Author Debbie Macomber (see more BooksForABuck.com reviews of novels by Macomber) always delivers a warm and engaging story and THE SNOW BRIDE is no exception. Reid is a fine wounded hero, angrilly denying that he'd ever need anyone, especially not a woman. Jenna comes across as a bit more naive than you'd expect from the executive assistant to one of the world's richest men, and her buy-in to the belief that romance will happen if it's meant to happen is questionable, but she is a likable character, anxious to protect her mother and unwilling to believe the worst of Dalton until she gives him a chance to tell her his story himself.
One of Macomber's strengths is her secondary characters and SNOW delivers a herd of them in the crusty bachelors of Snowbound, Jenna's much-married mother, and the bewildered billionaire.
THE SNOW BRIDE is a super-quick read and a feel-good booster shot.
Because Dalton jilted Reid's sister Lucy, Reid "kidnaps" a furious Jenna and takes her to his home in Snowbound.

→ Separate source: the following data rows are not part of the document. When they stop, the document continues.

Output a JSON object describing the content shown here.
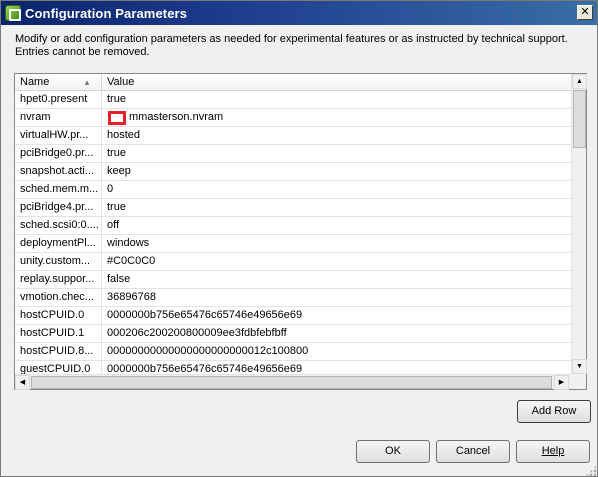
{
  "window": {
    "title": "Configuration Parameters",
    "close_glyph": "✕"
  },
  "intro": {
    "text": "Modify or add configuration parameters as needed for experimental features or as instructed by technical support. Entries cannot be removed."
  },
  "table": {
    "columns": [
      "Name",
      "Value"
    ],
    "sort_indicator": "▲",
    "rows": [
      {
        "name": "hpet0.present",
        "value": "true"
      },
      {
        "name": "nvram",
        "value": "mmasterson.nvram"
      },
      {
        "name": "virtualHW.pr...",
        "value": "hosted"
      },
      {
        "name": "pciBridge0.pr...",
        "value": "true"
      },
      {
        "name": "snapshot.acti...",
        "value": "keep"
      },
      {
        "name": "sched.mem.m...",
        "value": "0"
      },
      {
        "name": "pciBridge4.pr...",
        "value": "true"
      },
      {
        "name": "sched.scsi0:0....",
        "value": "off"
      },
      {
        "name": "deploymentPl...",
        "value": "windows"
      },
      {
        "name": "unity.custom...",
        "value": "#C0C0C0"
      },
      {
        "name": "replay.suppor...",
        "value": "false"
      },
      {
        "name": "vmotion.chec...",
        "value": "36896768"
      },
      {
        "name": "hostCPUID.0",
        "value": "0000000b756e65476c65746e49656e69"
      },
      {
        "name": "hostCPUID.1",
        "value": "000206c200200800009ee3fdbfebfbff"
      },
      {
        "name": "hostCPUID.8...",
        "value": "00000000000000000000000012c100800"
      },
      {
        "name": "guestCPUID.0",
        "value": "0000000b756e65476c65746e49656e69"
      }
    ]
  },
  "scrollbar": {
    "up": "▲",
    "down": "▼",
    "left": "◀",
    "right": "▶"
  },
  "buttons": {
    "add_row": "Add Row",
    "ok": "OK",
    "cancel": "Cancel",
    "help": "Help"
  },
  "colors": {
    "title_bar": "#0a246a",
    "highlight": "#e5202a"
  }
}
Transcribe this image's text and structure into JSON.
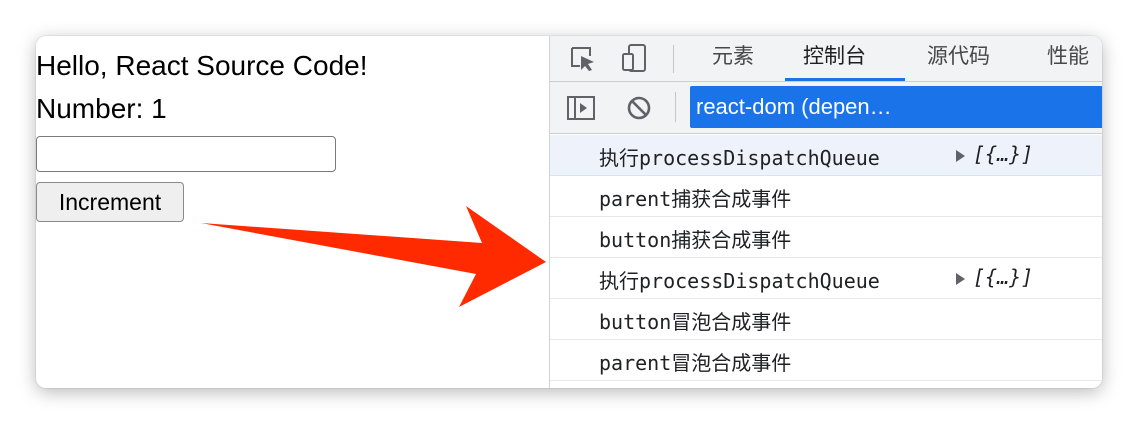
{
  "page": {
    "title": "Hello, React Source Code!",
    "number_text": "Number: 1",
    "input_value": "",
    "button_label": "Increment"
  },
  "devtools": {
    "tabs": [
      {
        "label": "元素",
        "active": false
      },
      {
        "label": "控制台",
        "active": true
      },
      {
        "label": "源代码",
        "active": false
      },
      {
        "label": "性能",
        "active": false
      }
    ],
    "toolbar_icons": [
      "inspect-element-icon",
      "device-toolbar-icon",
      "sidebar-toggle-icon",
      "clear-console-icon"
    ],
    "context_label": "react-dom (depen…",
    "logs": [
      {
        "text": "执行processDispatchQueue",
        "object": "[{…}]",
        "highlighted": true
      },
      {
        "text": "parent捕获合成事件",
        "highlighted": false
      },
      {
        "text": "button捕获合成事件",
        "highlighted": false
      },
      {
        "text": "执行processDispatchQueue",
        "object": "[{…}]",
        "highlighted": false
      },
      {
        "text": "button冒泡合成事件",
        "highlighted": false
      },
      {
        "text": "parent冒泡合成事件",
        "highlighted": false
      }
    ]
  },
  "colors": {
    "accent": "#1a73e8",
    "arrow": "#ff2a00",
    "devtools_bg": "#f1f3f4",
    "highlight_row": "#eef3fb"
  }
}
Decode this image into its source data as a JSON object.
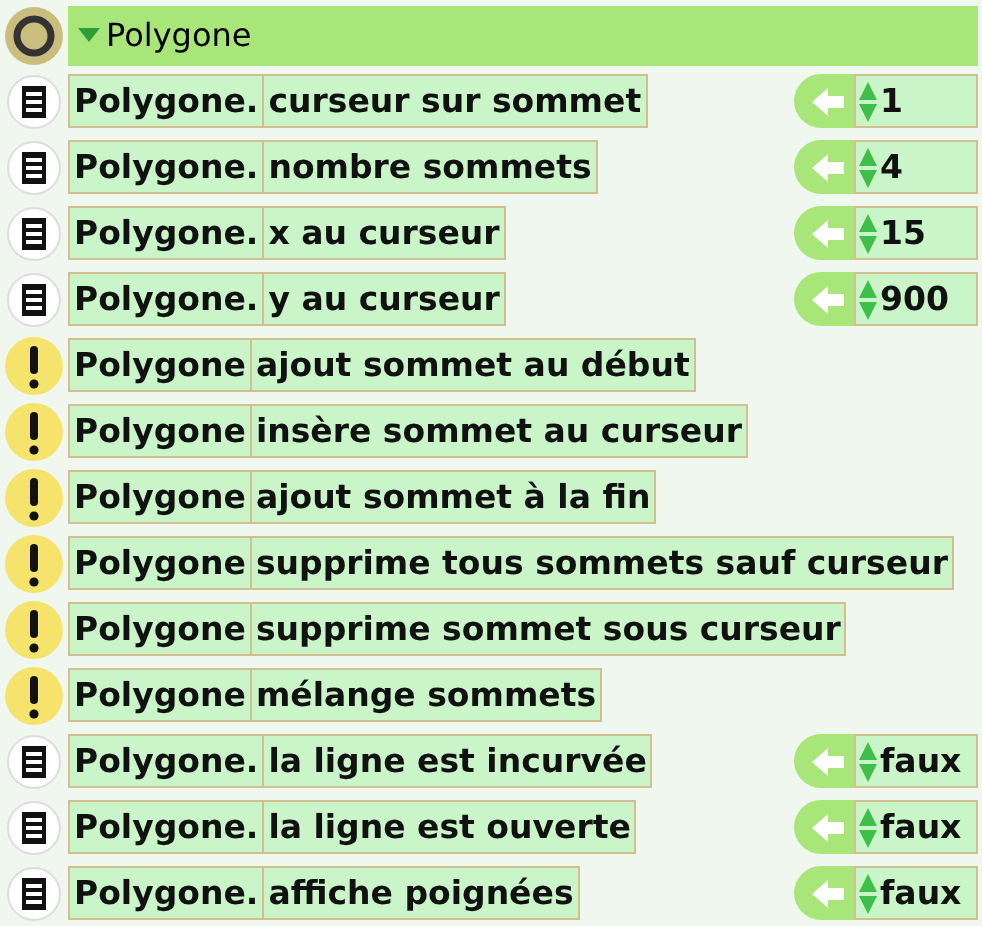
{
  "header": {
    "title": "Polygone",
    "expanded": true
  },
  "rows": [
    {
      "kind": "property",
      "object": "Polygone.",
      "label": "curseur sur sommet",
      "value": "1"
    },
    {
      "kind": "property",
      "object": "Polygone.",
      "label": "nombre sommets",
      "value": "4"
    },
    {
      "kind": "property",
      "object": "Polygone.",
      "label": "x au curseur",
      "value": "15"
    },
    {
      "kind": "property",
      "object": "Polygone.",
      "label": "y au curseur",
      "value": "900"
    },
    {
      "kind": "action",
      "object": "Polygone",
      "label": "ajout sommet au début"
    },
    {
      "kind": "action",
      "object": "Polygone",
      "label": "insère sommet au curseur"
    },
    {
      "kind": "action",
      "object": "Polygone",
      "label": "ajout sommet à la fin"
    },
    {
      "kind": "action",
      "object": "Polygone",
      "label": "supprime tous sommets sauf curseur"
    },
    {
      "kind": "action",
      "object": "Polygone",
      "label": "supprime sommet sous curseur"
    },
    {
      "kind": "action",
      "object": "Polygone",
      "label": "mélange sommets"
    },
    {
      "kind": "property",
      "object": "Polygone.",
      "label": "la ligne est incurvée",
      "value": "faux"
    },
    {
      "kind": "property",
      "object": "Polygone.",
      "label": "la ligne est ouverte",
      "value": "faux"
    },
    {
      "kind": "property",
      "object": "Polygone.",
      "label": "affiche poignées",
      "value": "faux"
    }
  ]
}
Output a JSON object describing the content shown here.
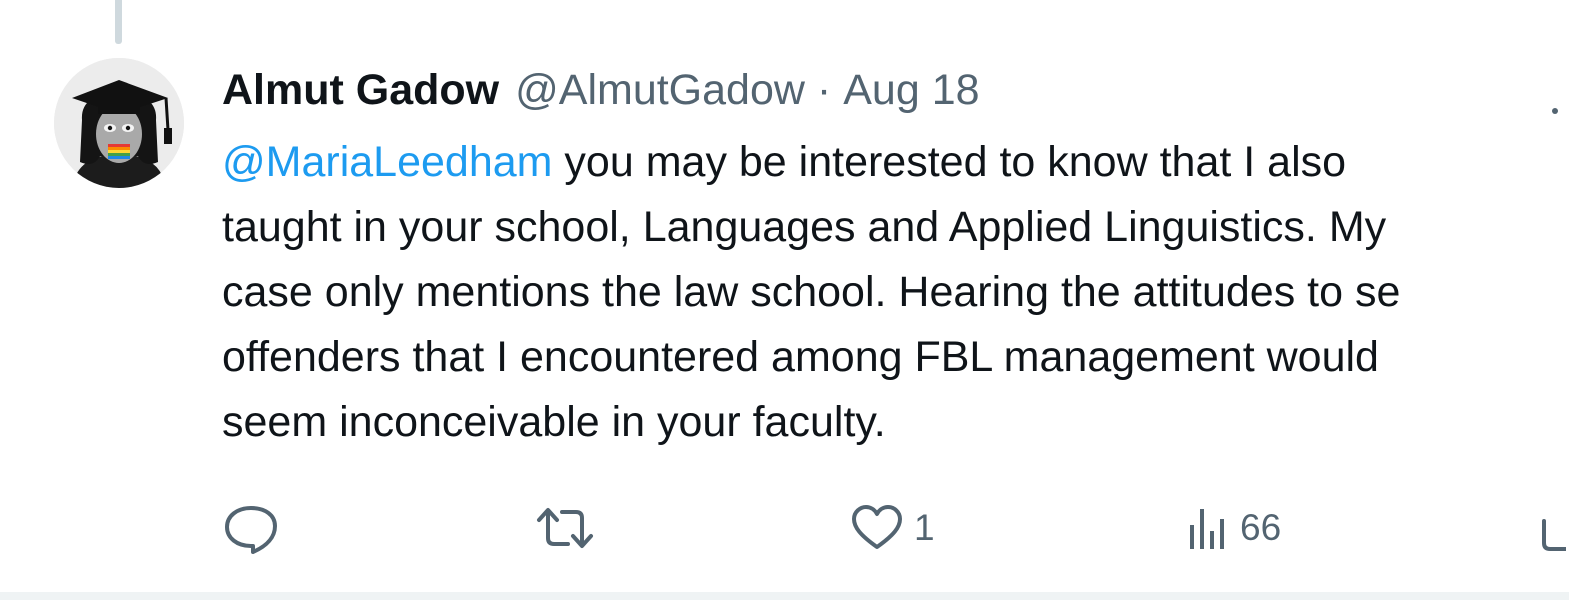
{
  "tweet": {
    "author_name": "Almut Gadow",
    "handle": "@AlmutGadow",
    "separator": "·",
    "date": "Aug 18",
    "mention": "@MariaLeedham",
    "text_line1_rest": " you may be interested to know that I also",
    "text_line2": "taught in your school, Languages and Applied Linguistics.  My",
    "text_line3": "case only mentions the law school. Hearing the attitudes to se",
    "text_line4": "offenders that I encountered among FBL management would",
    "text_line5": "seem inconceivable in your faculty."
  },
  "actions": {
    "reply_icon": "reply-icon",
    "retweet_icon": "retweet-icon",
    "like_icon": "heart-icon",
    "like_count": "1",
    "views_icon": "views-bar-icon",
    "views_count": "66",
    "share_icon": "share-icon"
  },
  "colors": {
    "text": "#0f1419",
    "secondary": "#536471",
    "accent": "#1d9bf0",
    "divider": "#eff3f4"
  }
}
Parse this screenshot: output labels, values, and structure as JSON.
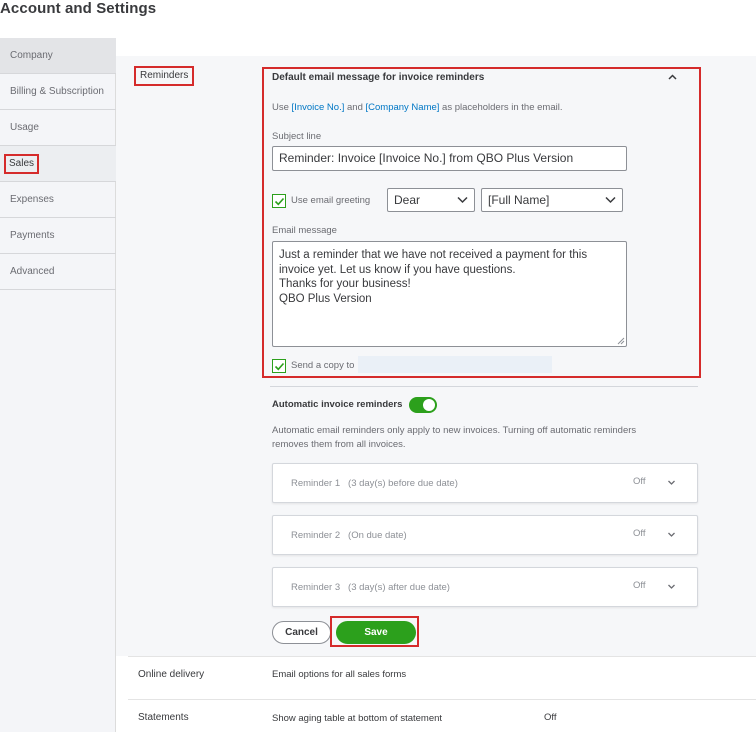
{
  "page_title": "Account and Settings",
  "sidebar": {
    "items": [
      {
        "label": "Company"
      },
      {
        "label": "Billing & Subscription"
      },
      {
        "label": "Usage"
      },
      {
        "label": "Sales"
      },
      {
        "label": "Expenses"
      },
      {
        "label": "Payments"
      },
      {
        "label": "Advanced"
      }
    ],
    "active": "Sales"
  },
  "reminders": {
    "section_label": "Reminders",
    "heading": "Default email message for invoice reminders",
    "placeholder_note": {
      "pre": "Use ",
      "link1": "[Invoice No.]",
      "mid": " and ",
      "link2": "[Company Name]",
      "post": " as placeholders in the email."
    },
    "subject_label": "Subject line",
    "subject_value": "Reminder: Invoice [Invoice No.] from QBO Plus Version",
    "greeting_label": "Use email greeting",
    "greeting_checked": true,
    "greeting_salutation": "Dear",
    "greeting_name": "[Full Name]",
    "email_message_label": "Email message",
    "email_message_lines": [
      "Just a reminder that we have not received a payment for this",
      "invoice yet. Let us know if you have questions.",
      "",
      "Thanks for your business!",
      "QBO Plus Version"
    ],
    "send_copy_label": "Send a copy to",
    "send_copy_checked": true,
    "auto_label": "Automatic invoice reminders",
    "auto_enabled": true,
    "auto_note_line1": "Automatic email reminders only apply to new invoices. Turning off automatic reminders",
    "auto_note_line2": "removes them from all invoices.",
    "reminder_cards": [
      {
        "name": "Reminder 1",
        "detail": "(3 day(s) before due date)",
        "status": "Off"
      },
      {
        "name": "Reminder 2",
        "detail": "(On due date)",
        "status": "Off"
      },
      {
        "name": "Reminder 3",
        "detail": "(3 day(s) after due date)",
        "status": "Off"
      }
    ],
    "cancel_label": "Cancel",
    "save_label": "Save"
  },
  "online_delivery": {
    "label": "Online delivery",
    "text": "Email options for all sales forms"
  },
  "statements": {
    "label": "Statements",
    "text": "Show aging table at bottom of statement",
    "value": "Off"
  },
  "colors": {
    "accent_green": "#2ca01c",
    "link_blue": "#0077c5",
    "highlight_red": "#d52b2b"
  }
}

Humor and romance ensue as Reid and Jenna find themselves fighting an unlikely attraction between this burly pipeline worker and a sunny California girl, as a snowstorm forces them to maintain an air of civility in Reid's humble cabin. Quirky old-timers Palmer and Addy add comic relief to this fluffy Christmas confection, especially when Brad, Dalton, and Jenna's often married mother, Chloe, all show up in Snowbound. Whether one is snowbound or not, Ms. Macomber's latest provides welcome holiday cheer, away from the hustle and bustle.
Most recent customer reviews
My daughter started me reading Debbie's books and she quickly became my favourite author. I am now the proud owner of over 60 of her books and am always on the lookout for... Read morePublished on Aug. 17 2014 by Grace Flynn
I was very impressed by this book. It was extremely romantic but it wasn't dirty. I would like to see many more books like this. Bravo.Published on Feb. 5 2004
I thought this was going to make up for the the terrible read, "Lawless" by Diana Palmer, but it didn't. Slow is the only word that comes to mind. Read morePublished on Oct. 26 2003 by Mildred L. Kiker